It’s the early 20th century, and you are an enthusiast in the relatively new pastime of motorcycling. The trouble is, it’s winter. What’s a motorcyclist to do? Why, fit your tires with sharp metal spikes and ride it on the ice, of course! And, as tends to happen, it wasn’t long before someone (or someones) came up with the bright idea that wouldn’t it be fun to race each other on said ice. The sport of motorcycle ice racing was born.
According to the Fédération Internationale de Motocyclisme (FIM), the global governing and sanctioning body of motorcycle racing, the first record of ice racing is from Sweden in 1924. By the early 1930s, racers were fitting longer studs, allowing deeper lean angles and therefore faster speeds, and had discovered that bikes with lower frames handled best. The first “official” race took place in Moscow in 1939, before being sidelined while the world went to war.
Ice racing spread across northern and central Europe in the late 1940s and into the 50s, with national championships developing in the Scandinavian countries, the Soviet Union, Czechoslovakia and Germany. As it grew in popularity, competitions went international, using 500cc Speedway bikes. On the national level, other classes were added, such as 125cc, 350cc and sidecar—because the only thing better than piloting a spike-studded machine at 60mph around a frozen lake was doing it with your buddy hanging off your sidecar.
The first FIM Ice Racing Cup took place in 1963, with Soviet rider Boris Samorodov taking the championship. The Soviets went on to dominate the sport, although here and there a Swedish or Czech rider managed to pull out a championship. In 1994, the FIM went to a Grand Prix system, replacing the winner-takes-all World Final with a series; in 2016 the “FIM Ice Speedway Gladiators” series made stops in six cities, all in Europe.
Both the AMA (American Motorcyclist Association) and the CMA (Canadian Motorcycle Association) have sanctioned ice racing series, where riders use motocross or dirt bikes rather than the Speedway bikes used in Europe. They race on ovals (which run counterclockwise) and GP-style “road courses” with both left and right turns, arranged on frozen lakes and ponds.
If motorcycle ice racing sounds like fun (of course it does!), there are plenty of grassroots organizations that will help you put the stud to the ice and see if ice racing is something you’d like to try.
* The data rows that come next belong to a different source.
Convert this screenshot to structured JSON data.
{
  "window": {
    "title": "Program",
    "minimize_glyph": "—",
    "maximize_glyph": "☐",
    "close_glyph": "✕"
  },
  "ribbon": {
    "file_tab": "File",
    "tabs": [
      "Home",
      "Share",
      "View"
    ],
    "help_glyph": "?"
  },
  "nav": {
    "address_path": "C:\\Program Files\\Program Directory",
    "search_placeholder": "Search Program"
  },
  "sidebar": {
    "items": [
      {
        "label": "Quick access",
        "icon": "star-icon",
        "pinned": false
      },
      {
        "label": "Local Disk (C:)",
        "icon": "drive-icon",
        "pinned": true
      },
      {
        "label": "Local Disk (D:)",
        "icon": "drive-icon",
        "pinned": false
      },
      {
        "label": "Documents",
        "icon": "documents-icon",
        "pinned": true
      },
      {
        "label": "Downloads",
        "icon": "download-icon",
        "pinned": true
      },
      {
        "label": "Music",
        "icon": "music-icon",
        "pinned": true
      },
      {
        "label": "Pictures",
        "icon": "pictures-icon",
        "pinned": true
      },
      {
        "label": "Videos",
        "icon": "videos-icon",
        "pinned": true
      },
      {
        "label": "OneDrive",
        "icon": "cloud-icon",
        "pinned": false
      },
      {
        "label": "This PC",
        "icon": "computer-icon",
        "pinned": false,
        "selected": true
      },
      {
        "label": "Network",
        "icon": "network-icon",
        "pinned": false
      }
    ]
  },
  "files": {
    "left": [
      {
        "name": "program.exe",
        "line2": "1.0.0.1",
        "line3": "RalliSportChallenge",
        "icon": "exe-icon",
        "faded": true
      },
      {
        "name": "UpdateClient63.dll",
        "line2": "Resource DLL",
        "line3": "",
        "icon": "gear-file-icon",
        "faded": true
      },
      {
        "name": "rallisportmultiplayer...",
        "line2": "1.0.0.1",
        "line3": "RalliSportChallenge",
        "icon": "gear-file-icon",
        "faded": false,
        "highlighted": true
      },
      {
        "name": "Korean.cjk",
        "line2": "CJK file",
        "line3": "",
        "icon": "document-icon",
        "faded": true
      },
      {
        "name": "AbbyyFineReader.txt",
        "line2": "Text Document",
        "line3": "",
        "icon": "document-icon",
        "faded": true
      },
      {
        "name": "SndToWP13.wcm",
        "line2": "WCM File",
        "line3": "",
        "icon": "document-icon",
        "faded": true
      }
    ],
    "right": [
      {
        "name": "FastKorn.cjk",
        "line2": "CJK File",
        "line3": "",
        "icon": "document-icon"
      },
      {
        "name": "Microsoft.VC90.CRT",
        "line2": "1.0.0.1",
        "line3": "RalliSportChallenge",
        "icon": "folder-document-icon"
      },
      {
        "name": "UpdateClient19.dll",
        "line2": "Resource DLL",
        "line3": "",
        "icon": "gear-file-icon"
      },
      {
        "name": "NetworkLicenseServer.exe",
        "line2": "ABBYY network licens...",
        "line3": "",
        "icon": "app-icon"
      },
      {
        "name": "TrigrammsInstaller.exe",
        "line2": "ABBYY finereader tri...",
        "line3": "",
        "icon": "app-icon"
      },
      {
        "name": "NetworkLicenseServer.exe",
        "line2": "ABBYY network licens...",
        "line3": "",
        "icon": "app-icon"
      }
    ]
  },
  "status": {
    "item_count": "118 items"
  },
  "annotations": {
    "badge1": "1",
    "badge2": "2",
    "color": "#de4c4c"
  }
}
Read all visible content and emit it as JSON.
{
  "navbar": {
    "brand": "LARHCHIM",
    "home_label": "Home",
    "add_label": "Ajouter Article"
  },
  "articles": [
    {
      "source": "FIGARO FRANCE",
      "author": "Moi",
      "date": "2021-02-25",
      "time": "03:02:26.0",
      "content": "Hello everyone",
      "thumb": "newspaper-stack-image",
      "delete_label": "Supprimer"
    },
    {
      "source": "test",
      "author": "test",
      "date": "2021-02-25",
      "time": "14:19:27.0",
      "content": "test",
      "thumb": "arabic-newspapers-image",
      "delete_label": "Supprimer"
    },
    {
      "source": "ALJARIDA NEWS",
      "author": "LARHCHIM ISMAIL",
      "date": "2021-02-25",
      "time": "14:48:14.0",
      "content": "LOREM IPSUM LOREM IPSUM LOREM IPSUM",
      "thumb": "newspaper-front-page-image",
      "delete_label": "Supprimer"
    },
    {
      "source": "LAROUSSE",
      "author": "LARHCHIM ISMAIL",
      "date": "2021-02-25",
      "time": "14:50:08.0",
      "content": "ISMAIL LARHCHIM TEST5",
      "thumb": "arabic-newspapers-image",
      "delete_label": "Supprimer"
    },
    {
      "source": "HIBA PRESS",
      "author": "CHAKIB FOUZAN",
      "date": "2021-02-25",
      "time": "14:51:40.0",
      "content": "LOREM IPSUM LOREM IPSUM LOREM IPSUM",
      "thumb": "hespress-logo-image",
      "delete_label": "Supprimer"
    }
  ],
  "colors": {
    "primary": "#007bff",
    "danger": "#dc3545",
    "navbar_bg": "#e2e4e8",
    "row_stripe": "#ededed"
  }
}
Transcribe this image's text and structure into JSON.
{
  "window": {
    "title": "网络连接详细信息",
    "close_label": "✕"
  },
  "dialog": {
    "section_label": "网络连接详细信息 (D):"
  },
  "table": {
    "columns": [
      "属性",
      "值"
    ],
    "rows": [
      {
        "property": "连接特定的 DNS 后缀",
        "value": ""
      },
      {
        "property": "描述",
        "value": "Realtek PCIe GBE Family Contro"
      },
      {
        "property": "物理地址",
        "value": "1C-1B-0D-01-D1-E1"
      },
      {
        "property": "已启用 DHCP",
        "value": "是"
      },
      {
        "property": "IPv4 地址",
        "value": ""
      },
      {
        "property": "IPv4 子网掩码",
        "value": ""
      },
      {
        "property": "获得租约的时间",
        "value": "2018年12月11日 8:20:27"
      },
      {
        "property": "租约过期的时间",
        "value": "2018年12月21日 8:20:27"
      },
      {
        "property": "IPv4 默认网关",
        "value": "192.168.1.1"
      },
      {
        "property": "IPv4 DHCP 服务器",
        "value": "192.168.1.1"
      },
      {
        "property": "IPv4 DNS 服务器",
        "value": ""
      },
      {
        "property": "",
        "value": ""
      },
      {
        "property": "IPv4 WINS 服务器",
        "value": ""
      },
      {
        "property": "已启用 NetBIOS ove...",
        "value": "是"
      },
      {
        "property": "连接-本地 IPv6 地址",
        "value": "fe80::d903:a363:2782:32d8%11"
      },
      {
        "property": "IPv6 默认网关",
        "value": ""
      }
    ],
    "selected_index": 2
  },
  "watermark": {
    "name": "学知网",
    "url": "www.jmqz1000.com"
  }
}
It sure beats sitting around all winter gazing glumly out at your icy, frozen neighborhood streets.
Sources: Fédération Internationale de Motocyclisme www.fim-live.com American Motorcyclist Association www.americanmotorcyclist.com